Familiar Creatures

Hampden-Sydney
Swagalog

Bringing swagger to the college recruitment world.

 

Teens from 2020 don’t care about a college from 1776. Probs.

 

Hampden-Sydney College’s motto is “forming good men and good citizens”—a noble cause, yet not exactly Tik Tok material. So they reached out to Familiar Creatures to help them connect with a modern male audience who might not be intrigued by their hallowed hallowedness.

 

 

Out with the viewbook. In with the new...magazine.

 

For decades, H-SC had sent out old-fashioned college viewbooks to espouse the values and offerings of their college, but they were interested in switching that up to something more fresh and frequent. Something like a magazine that came out once a quarter like a magalog.

So what did we name it?
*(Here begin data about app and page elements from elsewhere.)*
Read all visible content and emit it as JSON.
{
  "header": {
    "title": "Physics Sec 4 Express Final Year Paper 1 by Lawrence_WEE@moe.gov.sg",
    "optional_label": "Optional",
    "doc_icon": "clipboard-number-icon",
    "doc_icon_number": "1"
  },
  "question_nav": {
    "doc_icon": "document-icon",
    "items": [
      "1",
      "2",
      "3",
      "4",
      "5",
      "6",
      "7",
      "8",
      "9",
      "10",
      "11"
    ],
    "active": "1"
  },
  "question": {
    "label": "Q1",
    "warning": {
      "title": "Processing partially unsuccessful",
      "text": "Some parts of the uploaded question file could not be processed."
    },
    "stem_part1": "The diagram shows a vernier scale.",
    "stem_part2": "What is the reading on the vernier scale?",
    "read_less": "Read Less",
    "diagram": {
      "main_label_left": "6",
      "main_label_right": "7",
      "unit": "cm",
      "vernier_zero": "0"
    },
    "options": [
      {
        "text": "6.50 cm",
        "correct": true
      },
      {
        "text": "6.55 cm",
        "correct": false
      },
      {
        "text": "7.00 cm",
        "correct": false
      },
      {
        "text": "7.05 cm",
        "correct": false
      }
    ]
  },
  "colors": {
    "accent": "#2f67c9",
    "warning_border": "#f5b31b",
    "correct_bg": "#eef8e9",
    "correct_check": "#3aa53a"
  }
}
THE SWAGALOG.

 

 

To bring this direction to life, we combined 1950s-inspired design elements with pithy headlines, cheeky ads, and colorful spreads. Completely overhauling the look, tone, and feel of the lookbook and challenging category conventions.

 

A cover like no other.

 

Cool name, but how do you make sure 17 year-olds would actually open it? We collaborated with famed illustrator, Conrad Garner, to develop something so enticing, and unusual, that one mere glance of it would cause anyone to say “What the heck did I just get in the mail?” Hence: a confident man riding a shark whilst shaving. And what’s just as daring was the intentional lack of college insignia. Pretty much the exact opposite instinct of any higher ed institution.

 

Speaking of (inside) higher ed…

 

They were one of the first publications (along with Print Mag) to feature the Swagalog, along with the Swagablog—a weekly updated blog—filled with video content and brand new articles. The site  asks a provocative question when you first arrive: “Would you like some swagger?” Answer no and watch where it takes you...go ahead, we’ll wait.

 

 

Tell me more.

 

Well, we can’t, seeing how we just launched this onslaught of swagger and are awaiting real results. But we can regale you with one anonymous review from one high school senior’s mother:

 

“This is the only piece of college mail that hasn’t gone in the trash.”

 

Not bad. Not bad at all.